  • condensed sections;
  • glaucony;
  • mega-condensed sections;
  • sequence stratigraphy;
  • simple omission surfaces;
  • spatial distribution

Summary

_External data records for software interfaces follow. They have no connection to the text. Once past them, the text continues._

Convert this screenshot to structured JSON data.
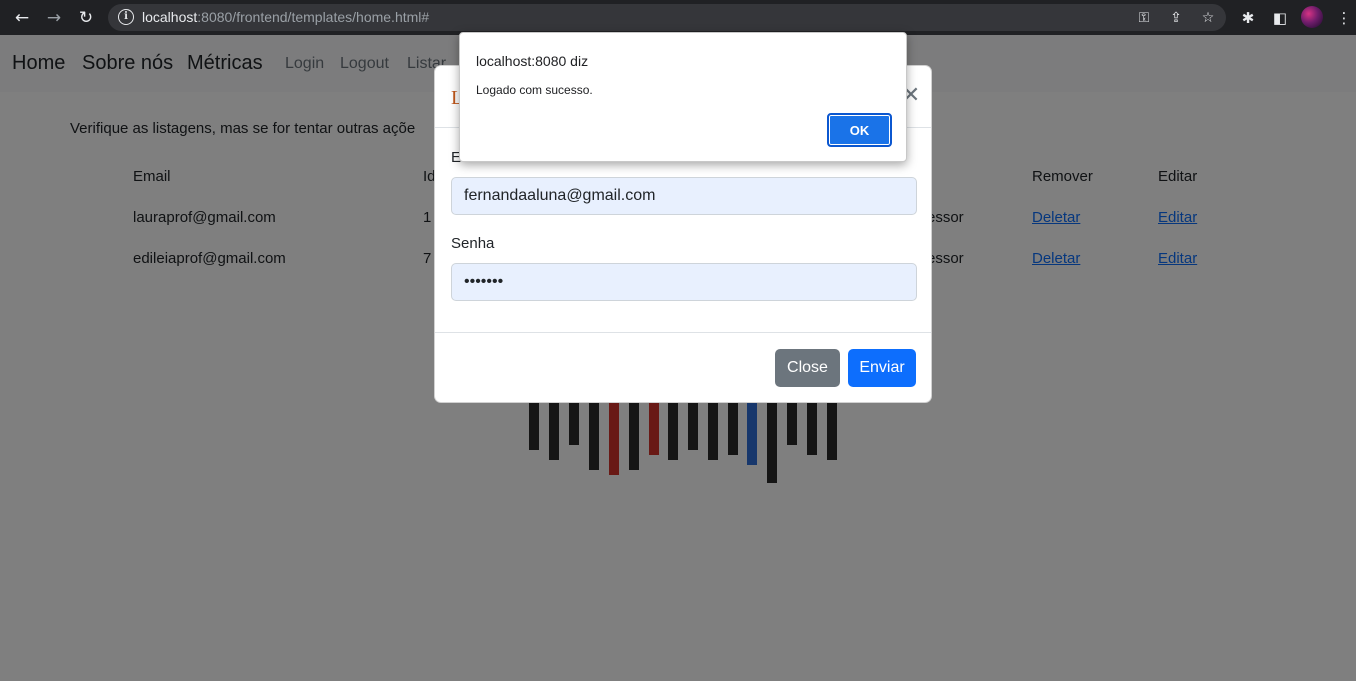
{
  "browser": {
    "url_host": "localhost",
    "url_rest": ":8080/frontend/templates/home.html#",
    "icons": [
      "back-arrow-icon",
      "forward-arrow-icon",
      "reload-icon",
      "info-icon",
      "key-icon",
      "share-icon",
      "star-icon",
      "extensions-icon",
      "sidebar-icon",
      "more-icon"
    ]
  },
  "navbar": {
    "home": "Home",
    "about": "Sobre nós",
    "metrics": "Métricas",
    "login": "Login",
    "logout": "Logout",
    "list": "Listar"
  },
  "main": {
    "intro": "Verifique as listagens, mas se for tentar outras açõe",
    "table": {
      "headers": [
        "Email",
        "Id",
        "Remover",
        "Editar"
      ],
      "rows": [
        {
          "email": "lauraprof@gmail.com",
          "id": "1",
          "role": "essor",
          "remove": "Deletar",
          "edit": "Editar"
        },
        {
          "email": "edileiaprof@gmail.com",
          "id": "7",
          "role": "essor",
          "remove": "Deletar",
          "edit": "Editar"
        }
      ]
    }
  },
  "modal": {
    "title": "L",
    "email_label": "E",
    "email_value": "fernandaaluna@gmail.com",
    "password_label": "Senha",
    "password_value": "•••••••",
    "close_label": "Close",
    "submit_label": "Enviar"
  },
  "alert": {
    "title": "localhost:8080 diz",
    "message": "Logado com sucesso.",
    "ok_label": "OK"
  },
  "colors": {
    "accent": "#0d6efd",
    "alert_ok": "#1a73e8",
    "modal_title": "#c0571b",
    "logo_red": "#d3322b",
    "logo_blue": "#2f6fd8"
  }
}
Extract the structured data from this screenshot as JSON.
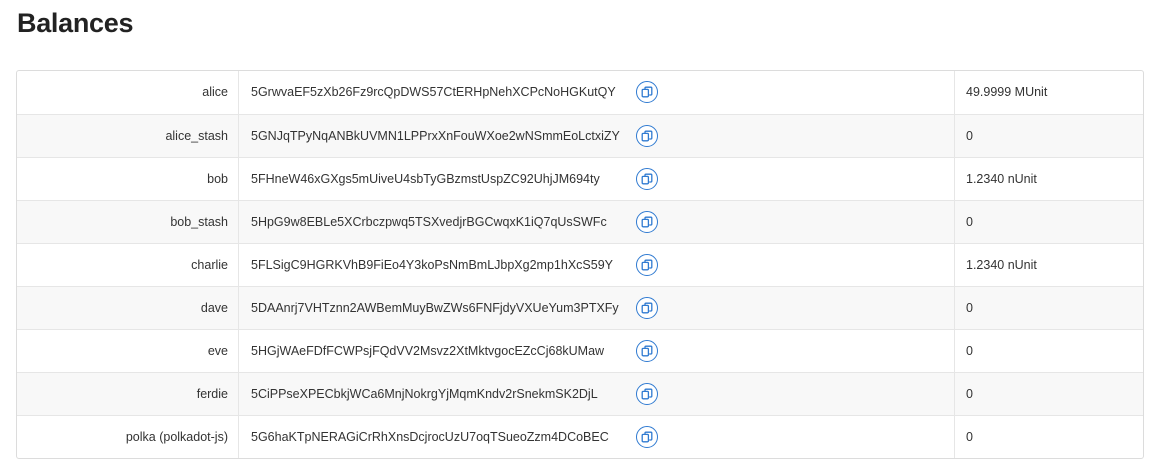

Glaucony is traditionally regarded as an indicator of low sedimentation rates and represents one of the most reliable stratigraphic markers within marine sediments. This chapter presents the state-of-the-art on the sequence-stratigraphic significance of glaucony, with a review of fifteen years of studies following the model developed by Amorosi (1995). It offers new insights into the variety of stratigraphically condensed, glaucony-bearing deposits, through their subdivision into three basic types (simple omission surfaces, condensed sections and mega-condensed sections), with distinctive glaucony characteristics. The study is based on careful examination of about 250 glauconitic horizons cropping out in 41 different sections in Western Europe. This large database is representative of a wide variety of depositional settings and a large spectrum of ages (from Cretaceous to Pliocene).